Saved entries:
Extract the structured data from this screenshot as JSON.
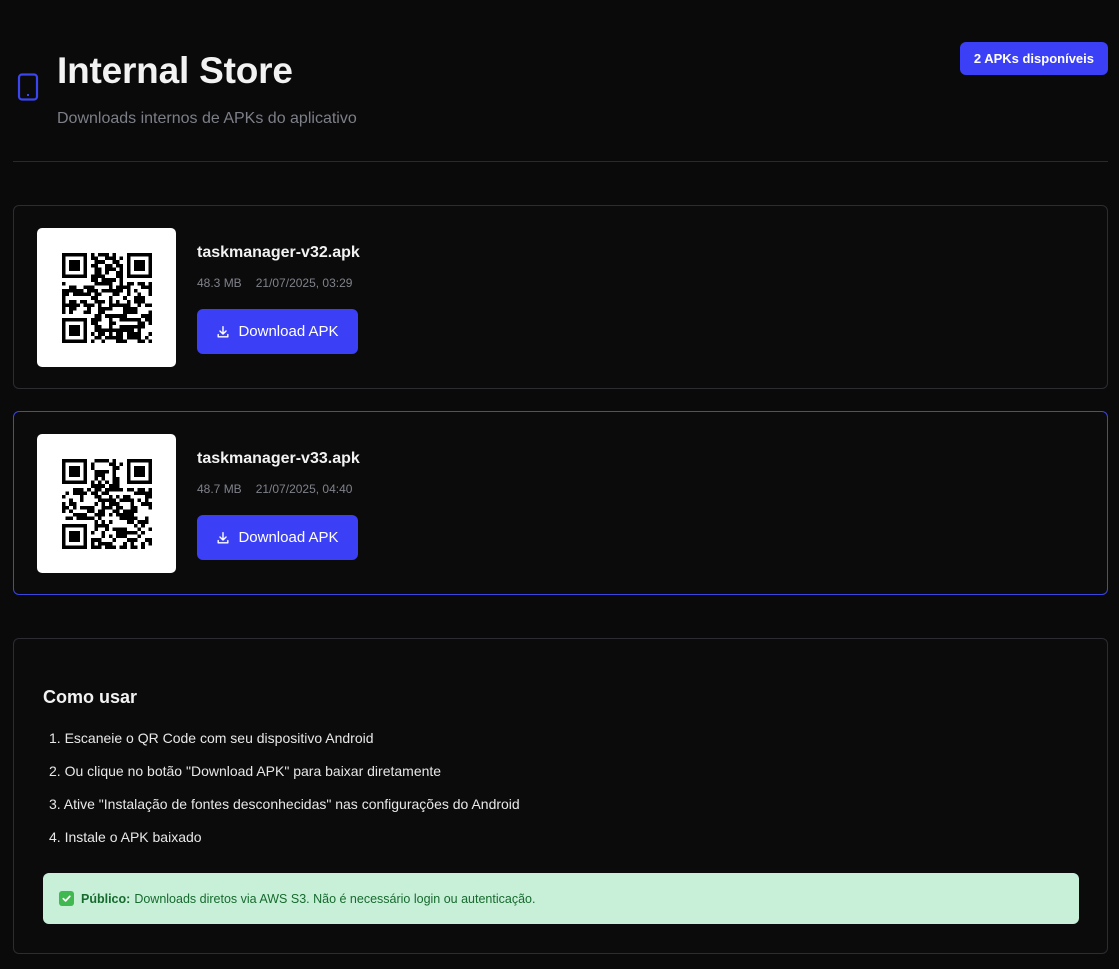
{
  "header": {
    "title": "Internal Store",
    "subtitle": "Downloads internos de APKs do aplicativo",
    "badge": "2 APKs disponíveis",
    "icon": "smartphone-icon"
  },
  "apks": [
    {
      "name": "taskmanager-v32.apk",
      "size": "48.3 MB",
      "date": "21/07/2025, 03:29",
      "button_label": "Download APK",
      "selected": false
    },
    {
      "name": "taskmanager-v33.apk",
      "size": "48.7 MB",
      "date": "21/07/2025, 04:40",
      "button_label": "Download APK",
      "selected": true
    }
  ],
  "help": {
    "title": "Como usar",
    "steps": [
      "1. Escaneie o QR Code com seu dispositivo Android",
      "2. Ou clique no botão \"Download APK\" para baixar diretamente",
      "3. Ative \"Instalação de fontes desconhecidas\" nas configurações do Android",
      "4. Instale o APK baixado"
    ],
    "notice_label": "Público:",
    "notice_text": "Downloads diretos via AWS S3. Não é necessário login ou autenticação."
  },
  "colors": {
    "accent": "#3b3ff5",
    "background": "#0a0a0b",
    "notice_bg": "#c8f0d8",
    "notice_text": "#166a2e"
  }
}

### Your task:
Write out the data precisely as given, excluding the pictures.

### Written solution:
Extract the structured data from this screenshot as JSON.
{
  "header": {
    "title": "Internal Store",
    "subtitle": "Downloads internos de APKs do aplicativo",
    "badge": "2 APKs disponíveis",
    "icon": "smartphone-icon"
  },
  "apks": [
    {
      "name": "taskmanager-v32.apk",
      "size": "48.3 MB",
      "date": "21/07/2025, 03:29",
      "button_label": "Download APK",
      "selected": false
    },
    {
      "name": "taskmanager-v33.apk",
      "size": "48.7 MB",
      "date": "21/07/2025, 04:40",
      "button_label": "Download APK",
      "selected": true
    }
  ],
  "help": {
    "title": "Como usar",
    "steps": [
      "1. Escaneie o QR Code com seu dispositivo Android",
      "2. Ou clique no botão \"Download APK\" para baixar diretamente",
      "3. Ative \"Instalação de fontes desconhecidas\" nas configurações do Android",
      "4. Instale o APK baixado"
    ],
    "notice_label": "Público:",
    "notice_text": "Downloads diretos via AWS S3. Não é necessário login ou autenticação."
  },
  "colors": {
    "accent": "#3b3ff5",
    "background": "#0a0a0b",
    "notice_bg": "#c8f0d8",
    "notice_text": "#166a2e"
  }
}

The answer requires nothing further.